    • Only grate the brightest part of the citrus, and stop before you reach the bitter pith.
  3. Turn the fruit as you go. After every few strokes, twist the citrus around and renew your grip. Repeat this process until you’ve gone over the entire peel or gathered as much zest as you need.
    • Don’t try to rotate the fruit as you grate, or you could end up scraping your own fingers.
    • Once you’ve got enough zest, place the leftover citrus in the refrigerator for storage. Alternately, you can go ahead and grate the entire fruit and store the zest if you suspect you’ll use it for other dishes in the near future.

Using a Veggie Peeler or Paring Knife

  1. Make a shallow cut in the peel. Dig into the peel with the blade of the peeler or knife just enough to get it started. You’ll then be able to apply just enough pressure to strip the peel while steering clear of the pith.
    • Slice both ends off of the citrus to give yourself a more convenient starting point.
    • A brief soak in lukewarm water can help soften fruits with tough rinds, such as limes.
  2. Run the knife or peeler down the length of the fruit. If you’re using a peeler, simply pull it towards you to remove the peel one strip at a time. If you’re using a knife, you’ll need to carefully guide the blade around the outer edge of the fruit in a spiral motion. Pause to rotate the citrus after each section of peel you remove.
    • It can be tricky at first to zest a citrus fruit with a veggie peeler. The more times you do it, the better you’ll get at using just the right amount of force.
    • Angle the blade of the knife downward into the fruit to keep from slipping and cutting yourself.
  3. Finish cutting the peel by hand. After peeling the citrus, you’ll be left with a pile of strips of varying sizes. These strips might be a little too unwieldy as-is, but you can easily reduce them to a more usable size by chopping them with a sharp knife. Add the zest to drinks, dinner or dessert while it’s still fresh to get the most out of the potent oils.
    • Slice the strips into long, thin slivers for garnishes, pastry fillings, stir fries, and anything else where you want to highlight the bold flavor of the citrus.
    • Try kicking up the taste of salad dressings, remoulade, and aiolis with a hint of fresh citrus zest.

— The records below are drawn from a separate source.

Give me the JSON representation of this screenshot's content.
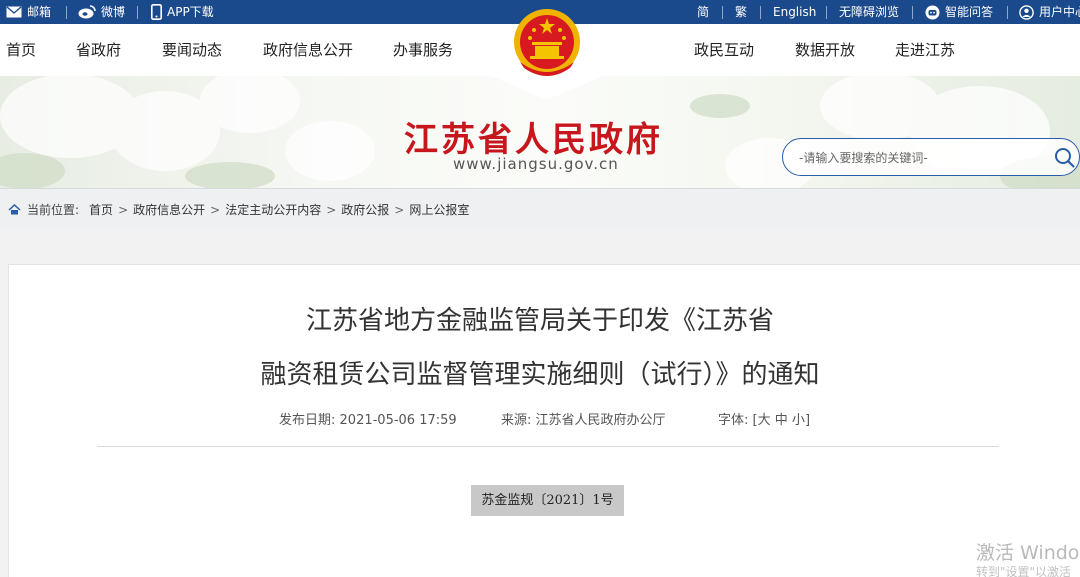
{
  "topbar": {
    "mail_label": "邮箱",
    "weibo_label": "微博",
    "app_label": "APP下载",
    "simplified_label": "简",
    "traditional_label": "繁",
    "english_label": "English",
    "accessibility_label": "无障碍浏览",
    "qa_label": "智能问答",
    "user_label": "用户中心"
  },
  "nav": {
    "left": [
      "首页",
      "省政府",
      "要闻动态",
      "政府信息公开",
      "办事服务"
    ],
    "right": [
      "政民互动",
      "数据开放",
      "走进江苏"
    ]
  },
  "banner": {
    "site_title": "江苏省人民政府",
    "site_url": "www.jiangsu.gov.cn"
  },
  "search": {
    "placeholder": "-请输入要搜索的关键词-"
  },
  "breadcrumb": {
    "label": "当前位置:",
    "items": [
      "首页",
      "政府信息公开",
      "法定主动公开内容",
      "政府公报",
      "网上公报室"
    ]
  },
  "article": {
    "title_line1": "江苏省地方金融监管局关于印发《江苏省",
    "title_line2": "融资租赁公司监督管理实施细则（试行）》的通知",
    "date_label": "发布日期:",
    "date": "2021-05-06 17:59",
    "source_label": "来源:",
    "source": "江苏省人民政府办公厅",
    "font_label": "字体:",
    "font_open": "[",
    "font_large": "大",
    "font_medium": "中",
    "font_small": "小",
    "font_close": "]",
    "doc_number": "苏金监规〔2021〕1号"
  },
  "watermark": {
    "line1": "激活 Windows",
    "line2": "转到\"设置\"以激活"
  },
  "colors": {
    "topbar": "#1b4a8c",
    "title_red": "#c8161d",
    "search_border": "#2a5da8"
  }
}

  • If you plan on using the whole fruit, it will be easier to grate it before slicing or juicing.
  • Store lemons, limes and oranges in the freezer and zest them while they’re still cold. This will make them extra firm, which will help you work around the difficulty of grating fruit that’s too moist.
  • Dehydrate citrus zest by baking it in the oven on a low heat. It can then be kept in dry storage in a jar, making it more convenient to grab a pinch whenever you need it.
  • In addition to its culinary uses, citrus zest can be incorporated into teas, potpourri, homemade moisturizers, and essential oil blends.

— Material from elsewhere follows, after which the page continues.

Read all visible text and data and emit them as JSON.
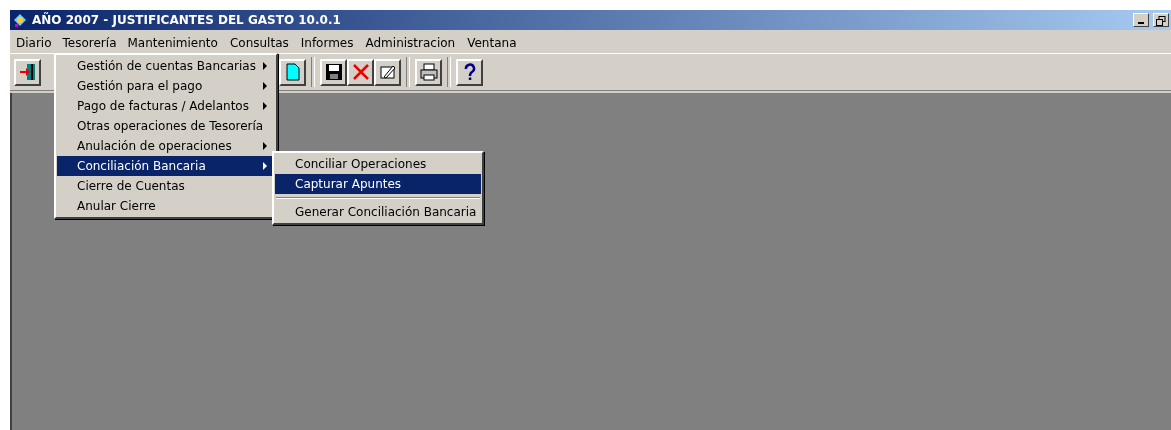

  • A little bit of zest goes a long way. Be sure to taste your confections as you go to avoid overdoing it.
  • Handle graters, peelers and knives with caution. Zesting will require you to get up close and personal with the fruit, which could lead to accidents if you’re not careful.

Things You'll Need

  • Microplane
  • Zester
  • Veggie peeler
  • Paring knife
  • Cutting board
  • Large plate
  • Clean, dry cloth or paper towels
  • Plastic bags or containers for storage
Users of Guests are not allowed to comment this publication.